[Material for this exercise]
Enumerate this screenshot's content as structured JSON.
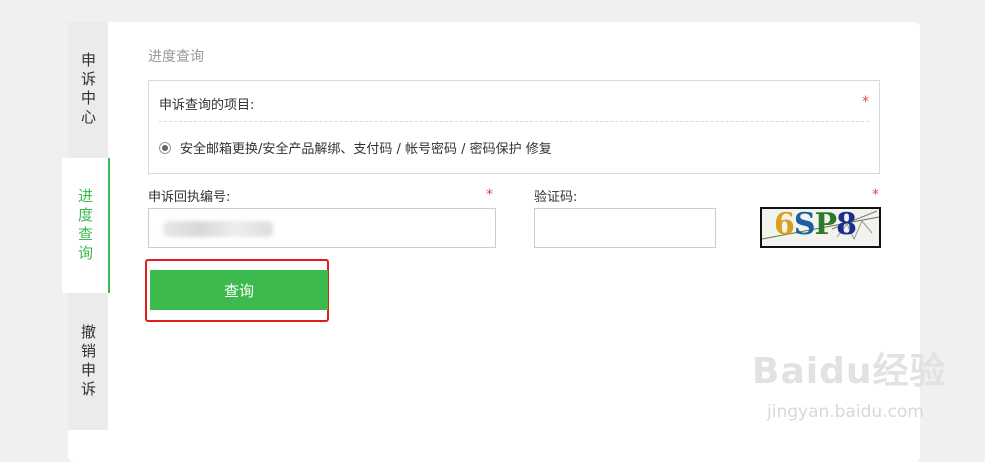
{
  "sidebar": {
    "tabs": [
      {
        "label": "申诉中心",
        "active": false
      },
      {
        "label": "进度查询",
        "active": true
      },
      {
        "label": "撤销申诉",
        "active": false
      }
    ]
  },
  "main": {
    "section_title": "进度查询",
    "project_box": {
      "label": "申诉查询的项目:",
      "required_mark": "*",
      "option_label": "安全邮箱更换/安全产品解绑、支付码 / 帐号密码 / 密码保护 修复"
    },
    "receipt_field": {
      "label": "申诉回执编号:",
      "required_mark": "*",
      "value": ""
    },
    "captcha_field": {
      "label": "验证码:",
      "required_mark": "*",
      "value": "",
      "captcha_text": "6SP8"
    },
    "query_button": {
      "label": "查询"
    }
  },
  "colors": {
    "accent_green": "#3dba4d",
    "required_red": "#e04a4a",
    "highlight_red": "#e21b1b"
  },
  "watermark": {
    "main": "Baidu经验",
    "sub": "jingyan.baidu.com"
  }
}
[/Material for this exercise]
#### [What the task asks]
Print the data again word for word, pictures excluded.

#### [Task answer]
Enumerate this screenshot's content as structured JSON.
{
  "sidebar": {
    "tabs": [
      {
        "label": "申诉中心",
        "active": false
      },
      {
        "label": "进度查询",
        "active": true
      },
      {
        "label": "撤销申诉",
        "active": false
      }
    ]
  },
  "main": {
    "section_title": "进度查询",
    "project_box": {
      "label": "申诉查询的项目:",
      "required_mark": "*",
      "option_label": "安全邮箱更换/安全产品解绑、支付码 / 帐号密码 / 密码保护 修复"
    },
    "receipt_field": {
      "label": "申诉回执编号:",
      "required_mark": "*",
      "value": ""
    },
    "captcha_field": {
      "label": "验证码:",
      "required_mark": "*",
      "value": "",
      "captcha_text": "6SP8"
    },
    "query_button": {
      "label": "查询"
    }
  },
  "colors": {
    "accent_green": "#3dba4d",
    "required_red": "#e04a4a",
    "highlight_red": "#e21b1b"
  },
  "watermark": {
    "main": "Baidu经验",
    "sub": "jingyan.baidu.com"
  }
}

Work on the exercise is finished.